Indiana running backs coach Deland McCullough can still remember the way Indiana running back Devine Redding moved during camp as a high school sophomore -- the way he changed direction on the turf, the power emanating behind his thick legs, how he ran routes as if he were a receiver.
McCullough’s first thought? “He’s one of the best guys we’ve ever had in camp.”
His second? “To be completely honest, that we wouldn’t get him.”
Now, five years after that camp, Redding is preparing to follow in the footsteps of two Hoosiers greats -- Tevin Coleman and Jordan Howard, both now in the NFL -- and to carve out his own legacy. That skinny high schooler who impressed McCullough can become the first Hoosiers player in 25 years (Vaughn Dunbar, 1990-91) to record back-to-back 1,000 yard seasons.
“That’s one thing I’d love to say; that’s one feeling I’d love to get,” said Redding, who rushed for 1,012 yards last season as a sophomore. “Just to be a part of something like that.”
Redding’s potential path to the record books, to opportunity, was far from a likely one. The Youngstown, Ohio, native initially attended Mineral Ridge High School, a small school that was virtually unknown in recruiting circles. He then moved to powerhouse Cleveland Glenville for his senior season but was forced to sit out five games due to transfer rules.
Other college coaches were turned off by his slow 40-yard dash time -- he clocked a 4.75 at a Nike camp -- but McCullough and the Hoosiers knew he was faster in pads. Redding’s high school coach tried to tell others his work ethic and vision weren’t confined to a stopwatch, but few listened. Redding had just a single scholarship offer, from Indiana, when he committed.
“Sometimes you miss like that because you think it’s all about the 40 and things like that,” Glenville coach Ted Ginn Sr. said. “He’s just a natural back to me, and I just never understood it.”
Added McCullough: “I think it’s one of those things. A bunch of people missed -- and that’s good for us.”
McCullough and Ginn both believe that slight has stuck with Redding. But it’s not something he needs to focus on; it’s a part of him.
Every morning, before he brushes his teeth, Redding flips on a light and reads a piece of loose-leaf paper sitting by his window sill. There are no mentions of the schools that overlooked him, nor the recruiting services who took him for granted. Instead, three goals are hastily scrawled on the paper – two football goals and a life goal. (“Be happy.”)
He declined to share those football goals. But he wants more than 1,000 yards. He’s aiming for a better bowl. And he’s working toward respect.
“I just go out there and do my thing,” he said. “I don’t feel a lot of pressure because I know what I’m capable of.”
He’s gotten this far with outsiders underestimating him. So he doesn’t much care what their expectations are. Scouts wrote that Redding would need a redshirt year to develop; he then helped upset No. 18 Missouri with 49 rushing yards as a freshman. When Redding averaged less than 3 yards a carry in the first half of his sophomore season, he emerged by averaging nearly 6 yards in the second half.

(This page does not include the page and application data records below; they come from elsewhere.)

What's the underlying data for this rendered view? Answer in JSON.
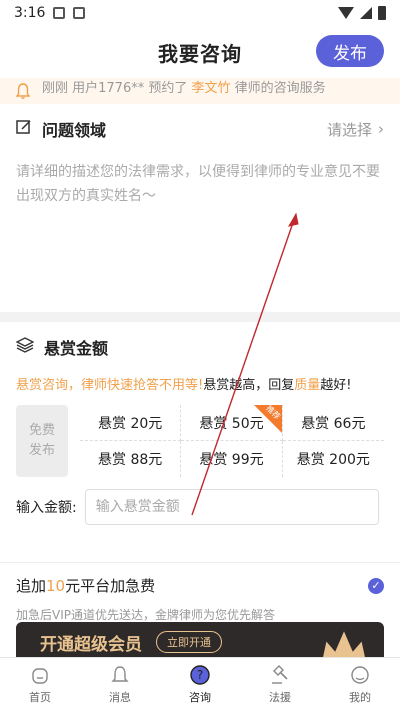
{
  "status": {
    "time": "3:16"
  },
  "header": {
    "title": "我要咨询",
    "publish_label": "发布"
  },
  "notice": {
    "prefix": "刚刚 用户1776** 预约了",
    "lawyer": "李文竹",
    "suffix": "律师的咨询服务"
  },
  "question": {
    "title": "问题领域",
    "select_label": "请选择",
    "chevron": "›",
    "description": "请详细的描述您的法律需求，以便得到律师的专业意见不要出现双方的真实姓名～"
  },
  "reward": {
    "title": "悬赏金额",
    "tip_a": "悬赏咨询，律师快速抢答不用等!",
    "tip_b": "悬赏越高，回复",
    "tip_c": "质量",
    "tip_d": "越好!",
    "free_line1": "免费",
    "free_line2": "发布",
    "tag_label": "推荐",
    "options": [
      "悬赏 20元",
      "悬赏 50元",
      "悬赏 66元",
      "悬赏 88元",
      "悬赏 99元",
      "悬赏 200元"
    ],
    "input_label": "输入金额:",
    "input_placeholder": "输入悬赏金额"
  },
  "urgent": {
    "title_a": "追加",
    "title_b": "10",
    "title_c": "元平台加急费",
    "sub": "加急后VIP通道优先送达，金牌律师为您优先解答",
    "check": "✓"
  },
  "vip": {
    "title": "开通超级会员",
    "btn": "立即开通"
  },
  "tabs": [
    {
      "label": "首页",
      "icon": "home-icon"
    },
    {
      "label": "消息",
      "icon": "bell-icon"
    },
    {
      "label": "咨询",
      "icon": "question-icon"
    },
    {
      "label": "法援",
      "icon": "gavel-icon"
    },
    {
      "label": "我的",
      "icon": "user-icon"
    }
  ],
  "colors": {
    "accent": "#5b61d9",
    "orange": "#f0a04b",
    "tag": "#f37b2e",
    "annotation": "#c0282d"
  }
}
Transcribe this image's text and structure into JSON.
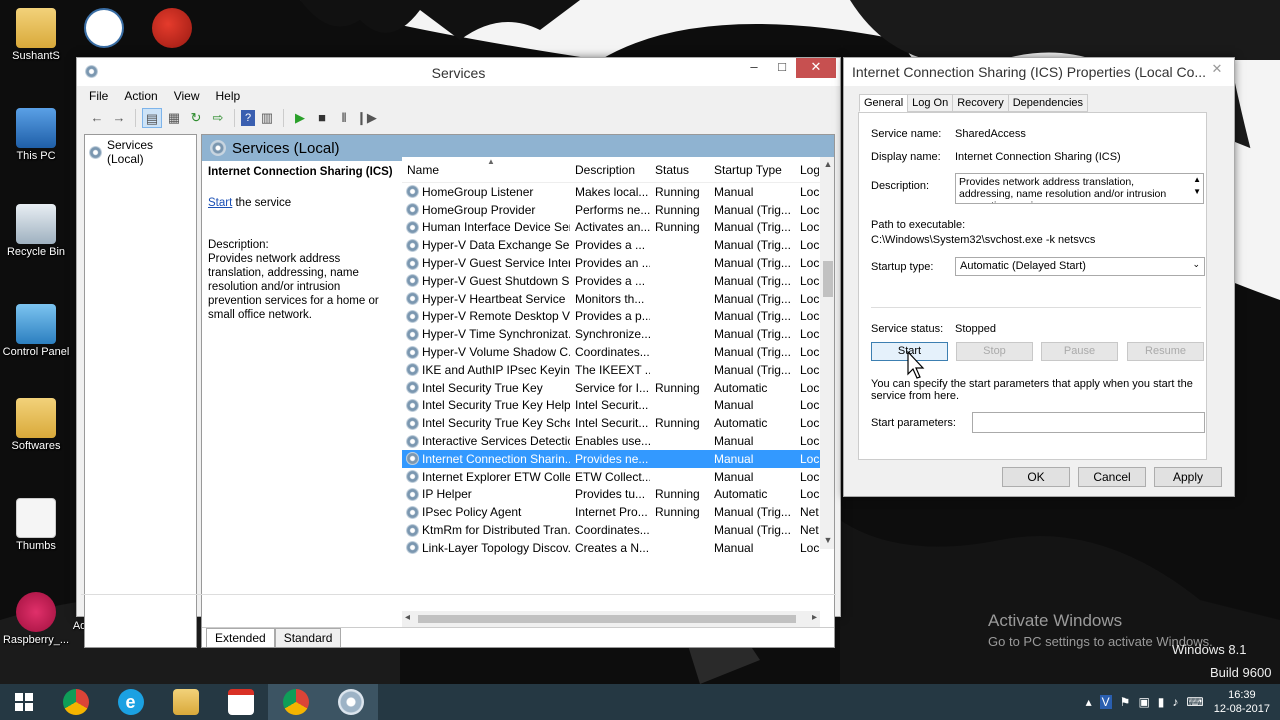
{
  "desktop": {
    "icons": [
      {
        "label": "SushantS"
      },
      {
        "label": "This PC"
      },
      {
        "label": "Recycle Bin"
      },
      {
        "label": "Control Panel"
      },
      {
        "label": "Softwares"
      },
      {
        "label": "Thumbs"
      },
      {
        "label": "Raspberry_..."
      },
      {
        "label": "Advanced IP Scanner"
      }
    ],
    "watermark": {
      "line1": "Activate Windows",
      "line2": "Go to PC settings to activate Windows.",
      "edition": "Windows 8.1",
      "build": "Build 9600"
    }
  },
  "services_window": {
    "title": "Services",
    "menu": [
      "File",
      "Action",
      "View",
      "Help"
    ],
    "tree_root": "Services (Local)",
    "header": "Services (Local)",
    "selected_service_title": "Internet Connection Sharing (ICS)",
    "start_link": "Start",
    "start_link_suffix": " the service",
    "description_label": "Description:",
    "description_text": "Provides network address translation, addressing, name resolution and/or intrusion prevention services for a home or small office network.",
    "columns": [
      "Name",
      "Description",
      "Status",
      "Startup Type",
      "Log"
    ],
    "rows": [
      {
        "name": "HomeGroup Listener",
        "desc": "Makes local...",
        "status": "Running",
        "startup": "Manual",
        "log": "Loc"
      },
      {
        "name": "HomeGroup Provider",
        "desc": "Performs ne...",
        "status": "Running",
        "startup": "Manual (Trig...",
        "log": "Loc"
      },
      {
        "name": "Human Interface Device Ser...",
        "desc": "Activates an...",
        "status": "Running",
        "startup": "Manual (Trig...",
        "log": "Loc"
      },
      {
        "name": "Hyper-V Data Exchange Ser...",
        "desc": "Provides a ...",
        "status": "",
        "startup": "Manual (Trig...",
        "log": "Loc"
      },
      {
        "name": "Hyper-V Guest Service Inter...",
        "desc": "Provides an ...",
        "status": "",
        "startup": "Manual (Trig...",
        "log": "Loc"
      },
      {
        "name": "Hyper-V Guest Shutdown S...",
        "desc": "Provides a ...",
        "status": "",
        "startup": "Manual (Trig...",
        "log": "Loc"
      },
      {
        "name": "Hyper-V Heartbeat Service",
        "desc": "Monitors th...",
        "status": "",
        "startup": "Manual (Trig...",
        "log": "Loc"
      },
      {
        "name": "Hyper-V Remote Desktop Vi...",
        "desc": "Provides a p...",
        "status": "",
        "startup": "Manual (Trig...",
        "log": "Loc"
      },
      {
        "name": "Hyper-V Time Synchronizat...",
        "desc": "Synchronize...",
        "status": "",
        "startup": "Manual (Trig...",
        "log": "Loc"
      },
      {
        "name": "Hyper-V Volume Shadow C...",
        "desc": "Coordinates...",
        "status": "",
        "startup": "Manual (Trig...",
        "log": "Loc"
      },
      {
        "name": "IKE and AuthIP IPsec Keying...",
        "desc": "The IKEEXT ...",
        "status": "",
        "startup": "Manual (Trig...",
        "log": "Loc"
      },
      {
        "name": "Intel Security True Key",
        "desc": "Service for I...",
        "status": "Running",
        "startup": "Automatic",
        "log": "Loc"
      },
      {
        "name": "Intel Security True Key Help...",
        "desc": "Intel Securit...",
        "status": "",
        "startup": "Manual",
        "log": "Loc"
      },
      {
        "name": "Intel Security True Key Sche...",
        "desc": "Intel Securit...",
        "status": "Running",
        "startup": "Automatic",
        "log": "Loc"
      },
      {
        "name": "Interactive Services Detection",
        "desc": "Enables use...",
        "status": "",
        "startup": "Manual",
        "log": "Loc"
      },
      {
        "name": "Internet Connection Sharin...",
        "desc": "Provides ne...",
        "status": "",
        "startup": "Manual",
        "log": "Loc"
      },
      {
        "name": "Internet Explorer ETW Colle...",
        "desc": "ETW Collect...",
        "status": "",
        "startup": "Manual",
        "log": "Loc"
      },
      {
        "name": "IP Helper",
        "desc": "Provides tu...",
        "status": "Running",
        "startup": "Automatic",
        "log": "Loc"
      },
      {
        "name": "IPsec Policy Agent",
        "desc": "Internet Pro...",
        "status": "Running",
        "startup": "Manual (Trig...",
        "log": "Net"
      },
      {
        "name": "KtmRm for Distributed Tran...",
        "desc": "Coordinates...",
        "status": "",
        "startup": "Manual (Trig...",
        "log": "Net"
      },
      {
        "name": "Link-Layer Topology Discov...",
        "desc": "Creates a N...",
        "status": "",
        "startup": "Manual",
        "log": "Loc"
      }
    ],
    "selected_row_index": 15,
    "tabs": [
      "Extended",
      "Standard"
    ]
  },
  "properties_dialog": {
    "title": "Internet Connection Sharing (ICS) Properties (Local Co...",
    "tabs": [
      "General",
      "Log On",
      "Recovery",
      "Dependencies"
    ],
    "service_name_label": "Service name:",
    "service_name": "SharedAccess",
    "display_name_label": "Display name:",
    "display_name": "Internet Connection Sharing (ICS)",
    "description_label": "Description:",
    "description": "Provides network address translation, addressing, name resolution and/or intrusion prevention services",
    "path_label": "Path to executable:",
    "path": "C:\\Windows\\System32\\svchost.exe -k netsvcs",
    "startup_type_label": "Startup type:",
    "startup_type": "Automatic (Delayed Start)",
    "service_status_label": "Service status:",
    "service_status": "Stopped",
    "buttons": {
      "start": "Start",
      "stop": "Stop",
      "pause": "Pause",
      "resume": "Resume"
    },
    "hint": "You can specify the start parameters that apply when you start the service from here.",
    "start_params_label": "Start parameters:",
    "ok": "OK",
    "cancel": "Cancel",
    "apply": "Apply"
  },
  "taskbar": {
    "apps": [
      "start-button",
      "chrome",
      "internet-explorer",
      "file-explorer",
      "gmail",
      "chrome-window",
      "services"
    ],
    "time": "16:39",
    "date": "12-08-2017"
  }
}
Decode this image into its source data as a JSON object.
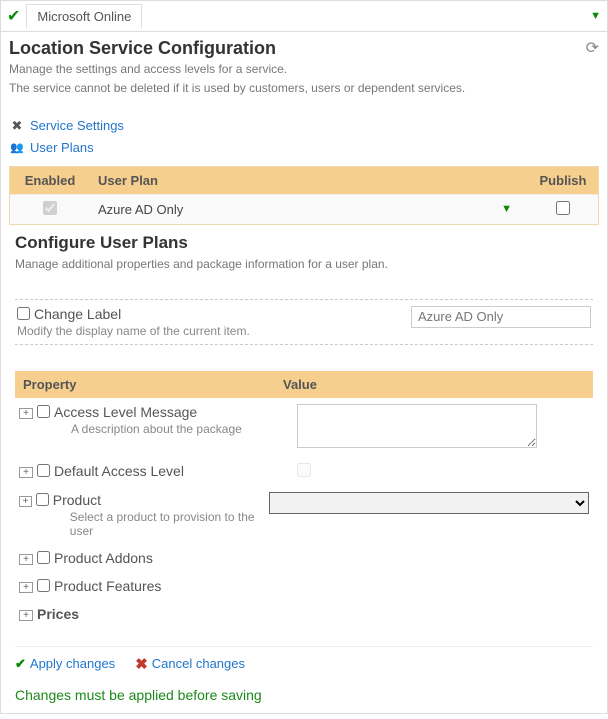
{
  "top": {
    "tab": "Microsoft Online"
  },
  "header": {
    "title": "Location Service Configuration",
    "sub1": "Manage the settings and access levels for a service.",
    "sub2": "The service cannot be deleted if it is used by customers, users or dependent services."
  },
  "links": {
    "service_settings": "Service Settings",
    "user_plans": "User Plans"
  },
  "table": {
    "col_enabled": "Enabled",
    "col_plan": "User Plan",
    "col_publish": "Publish",
    "rows": [
      {
        "plan": "Azure AD Only",
        "enabled": true,
        "publish": false
      }
    ]
  },
  "config": {
    "title": "Configure User Plans",
    "sub": "Manage additional properties and package information for a user plan.",
    "change_label": "Change Label",
    "change_label_hint": "Modify the display name of the current item.",
    "label_value": "Azure AD Only"
  },
  "props": {
    "col_prop": "Property",
    "col_val": "Value",
    "items": {
      "access_msg": "Access Level Message",
      "access_msg_hint": "A description about the package",
      "default_level": "Default Access Level",
      "product": "Product",
      "product_hint": "Select a product to provision to the user",
      "addons": "Product Addons",
      "features": "Product Features",
      "prices": "Prices"
    }
  },
  "actions": {
    "apply": "Apply changes",
    "cancel": "Cancel changes"
  },
  "warning": "Changes must be applied before saving"
}
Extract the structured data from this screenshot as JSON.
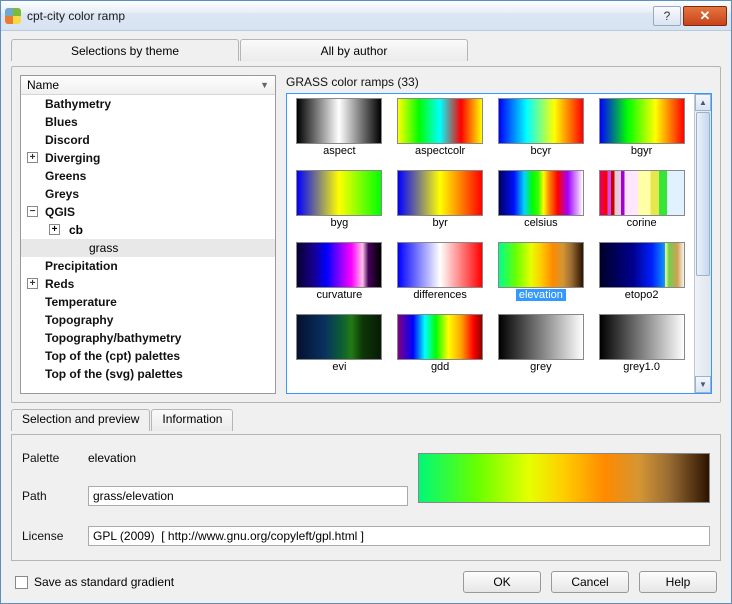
{
  "window": {
    "title": "cpt-city color ramp"
  },
  "tabs": {
    "selections": "Selections by theme",
    "author": "All by author"
  },
  "tree": {
    "header": "Name",
    "items": [
      {
        "label": "Bathymetry"
      },
      {
        "label": "Blues"
      },
      {
        "label": "Discord"
      },
      {
        "label": "Diverging",
        "expandable": true
      },
      {
        "label": "Greens"
      },
      {
        "label": "Greys"
      },
      {
        "label": "QGIS",
        "expandable": true,
        "expanded": true,
        "children": [
          {
            "label": "cb",
            "expandable": true
          },
          {
            "label": "grass",
            "selected": true
          }
        ]
      },
      {
        "label": "Precipitation"
      },
      {
        "label": "Reds",
        "expandable": true
      },
      {
        "label": "Temperature"
      },
      {
        "label": "Topography"
      },
      {
        "label": "Topography/bathymetry"
      },
      {
        "label": "Top of the (cpt) palettes"
      },
      {
        "label": "Top of the (svg) palettes"
      }
    ]
  },
  "gallery": {
    "title": "GRASS color ramps (33)",
    "items": [
      {
        "name": "aspect",
        "cls": "g-aspect"
      },
      {
        "name": "aspectcolr",
        "cls": "g-aspectcolr"
      },
      {
        "name": "bcyr",
        "cls": "g-bcyr"
      },
      {
        "name": "bgyr",
        "cls": "g-bgyr"
      },
      {
        "name": "byg",
        "cls": "g-byg"
      },
      {
        "name": "byr",
        "cls": "g-byr"
      },
      {
        "name": "celsius",
        "cls": "g-celsius"
      },
      {
        "name": "corine",
        "cls": "g-corine"
      },
      {
        "name": "curvature",
        "cls": "g-curvature"
      },
      {
        "name": "differences",
        "cls": "g-differences"
      },
      {
        "name": "elevation",
        "cls": "g-elevation",
        "selected": true
      },
      {
        "name": "etopo2",
        "cls": "g-etopo2"
      },
      {
        "name": "evi",
        "cls": "g-evi"
      },
      {
        "name": "gdd",
        "cls": "g-gdd"
      },
      {
        "name": "grey",
        "cls": "g-grey"
      },
      {
        "name": "grey1.0",
        "cls": "g-grey1"
      }
    ]
  },
  "subtabs": {
    "selprev": "Selection and preview",
    "info": "Information"
  },
  "details": {
    "paletteLabel": "Palette",
    "paletteValue": "elevation",
    "pathLabel": "Path",
    "pathValue": "grass/elevation",
    "licenseLabel": "License",
    "licenseValue": "GPL (2009)  [ http://www.gnu.org/copyleft/gpl.html ]"
  },
  "bottom": {
    "saveas": "Save as standard gradient",
    "ok": "OK",
    "cancel": "Cancel",
    "help": "Help"
  }
}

“He came on very, very strong within the last year,” coach Kevin Wilson said. “Really settled down, played within himself, and he’s doing well.”
Through ice packs and bruises, he has never missed a practice. He spent extra time in the film room this offseason, trying to improve his overall timing. And he has tried to help coach up the younger backs, much like Coleman and Howard did with him.
Five years ago, no one except Indiana believed in Redding. Three years ago, few believed in an Indiana running game that hadn’t had a 1,000-yard rusher in a decade. A lot has changed since then.
Redding has come a long way, from an under-the-radar recruit to a Hoosiers running back on the cusp of history. But he’s not ready to settle, not just yet.
“When I got 1,000 yards, I wasn’t like, ‘All right, I got it,’” he said. “I felt more motivation. I want to get more.”